It all started with the ancient Egyptians with their obsession of beauty rituals. An awful lot of time and effort was spent on hair removal; it was common for ancient Egyptian women to remove all of their body hair.
The Roman Empire followed suit. A lack of body hair was a sign of wealth and class, even pubic hair was considered uncivilised, which is why many statues and paintings we often see of this era are depicted hairless.
On to the Middle Ages, Queen Elizabeth I set the trend amongst women by removing facial hair, particularly eyebrows and hair from the forehead (to make the forehead appear larger).
In the late 1700s Jean Jacques Perret, a French barber, created the first straight razor for men, which was also used by some women. Come the 1800s, one of the first depilatory creams was created and soon after, in 1880, Gillette created the first modern day razor for men – a revolution was born.
However, a razor specifically marketed for women did not appear until three decades later in the early 1900s. Ads for depilatory creams began circulating, promising to remove ‘humiliating growth of hair on the face, neck, and arms’.
A decade later, a leading women’s fashion magazine ran an ad featuring a woman with her arms raised and her armpits bare, the first of its kind.
In the 1940s Remington released the first electric women’s razor, after the success of a male version, and by the 1950s hair removal became more publically accepted.
Since many depilatory creams were still irritating to the skin, women relied on razors to shave their legs and underarms and tweezers to groom and shape facial hair.

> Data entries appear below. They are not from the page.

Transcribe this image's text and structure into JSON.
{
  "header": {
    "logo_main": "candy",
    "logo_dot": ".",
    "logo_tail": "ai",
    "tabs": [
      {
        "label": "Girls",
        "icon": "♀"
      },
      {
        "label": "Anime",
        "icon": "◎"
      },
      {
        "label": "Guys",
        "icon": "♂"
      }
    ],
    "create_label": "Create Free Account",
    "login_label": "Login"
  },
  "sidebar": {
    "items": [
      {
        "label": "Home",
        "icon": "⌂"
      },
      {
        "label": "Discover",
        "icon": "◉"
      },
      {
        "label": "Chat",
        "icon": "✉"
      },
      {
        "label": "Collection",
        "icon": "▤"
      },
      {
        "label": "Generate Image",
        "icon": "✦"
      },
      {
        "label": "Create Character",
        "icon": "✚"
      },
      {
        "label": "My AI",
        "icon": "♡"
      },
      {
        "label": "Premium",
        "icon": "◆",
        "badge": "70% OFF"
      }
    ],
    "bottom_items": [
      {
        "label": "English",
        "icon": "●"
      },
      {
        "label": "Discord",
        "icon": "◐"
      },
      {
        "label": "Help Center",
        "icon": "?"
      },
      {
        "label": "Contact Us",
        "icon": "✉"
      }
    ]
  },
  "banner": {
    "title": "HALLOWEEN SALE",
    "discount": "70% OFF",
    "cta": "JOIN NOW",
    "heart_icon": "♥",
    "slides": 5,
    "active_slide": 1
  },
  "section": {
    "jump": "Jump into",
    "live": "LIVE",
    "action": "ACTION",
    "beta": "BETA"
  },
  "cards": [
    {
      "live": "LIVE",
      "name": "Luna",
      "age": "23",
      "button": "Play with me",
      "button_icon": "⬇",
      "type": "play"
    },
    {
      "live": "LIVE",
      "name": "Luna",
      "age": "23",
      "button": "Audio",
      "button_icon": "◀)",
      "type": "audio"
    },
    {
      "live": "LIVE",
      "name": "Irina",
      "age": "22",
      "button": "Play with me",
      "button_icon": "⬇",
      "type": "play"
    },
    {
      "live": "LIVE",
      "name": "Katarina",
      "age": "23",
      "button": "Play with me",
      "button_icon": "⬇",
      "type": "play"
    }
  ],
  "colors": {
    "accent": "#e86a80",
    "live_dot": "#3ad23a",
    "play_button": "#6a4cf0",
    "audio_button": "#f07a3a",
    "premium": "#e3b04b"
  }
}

By the 1960s wax strips made their debut and quickly became the method of choice for removing unwanted hair under the arms and on legs. The first laser hair removal method hit the market in the mid-sixties, but was quickly abandoned due to its skin damaging tendencies.
The invention of the bikini made it fashionable to have smooth arms, legs and bikini lines. The 1970s saw the rise of electrolysis, although having been around for nearly a century, it became more reliable and safe with the development of transistorized equipment. This decade also saw a resurgence in the removal of bikini hair as the swimsuit fad of the 1960s stuck around.
From the 1980s to today, most women rely on some form of hair removal in their everyday beauty routines, whether it is threading, tweezing, shaving, waxing, or depilatory. Even men are getting smooth.
The greater exposure of athletes, celebrities and models continue to fuel the trend. Waxing salons, eyebrow threading bars and laser centres are at an all time high and continue to rise. Hair removal has made it one of the most popular beauty services out there.
In Brighton, The Wax And Thread Company opened its doors in January 2015, concentrating only on hair removal, and it is the only salon in Brighton and Hove dedicated to waxing and threading, for women and men.
The age-old tradition of threading has become very popular and is now a preferred first choice method for facial hair removal, as opposed to invasive facial waxing.
Although a maintenance rather than a luxury treat, that doesn’t mean it has to be an unpleasant experience you have to endure. The salon itself at The Wax And Thread Company is cool, clean and contemporary with a relaxing atmosphere.
As well as two treatment rooms there is also a dedicated threading room away from prying eyes, so you can feel at ease, along with a hand selected team of professional therapists with 45 years combined experience.
Centrally located in the heart of town, the salon open six days a week, including evenings, and is very popular with those working professionals and commuters and, for more information, visit www.thewaxandthreadcompany.co.uk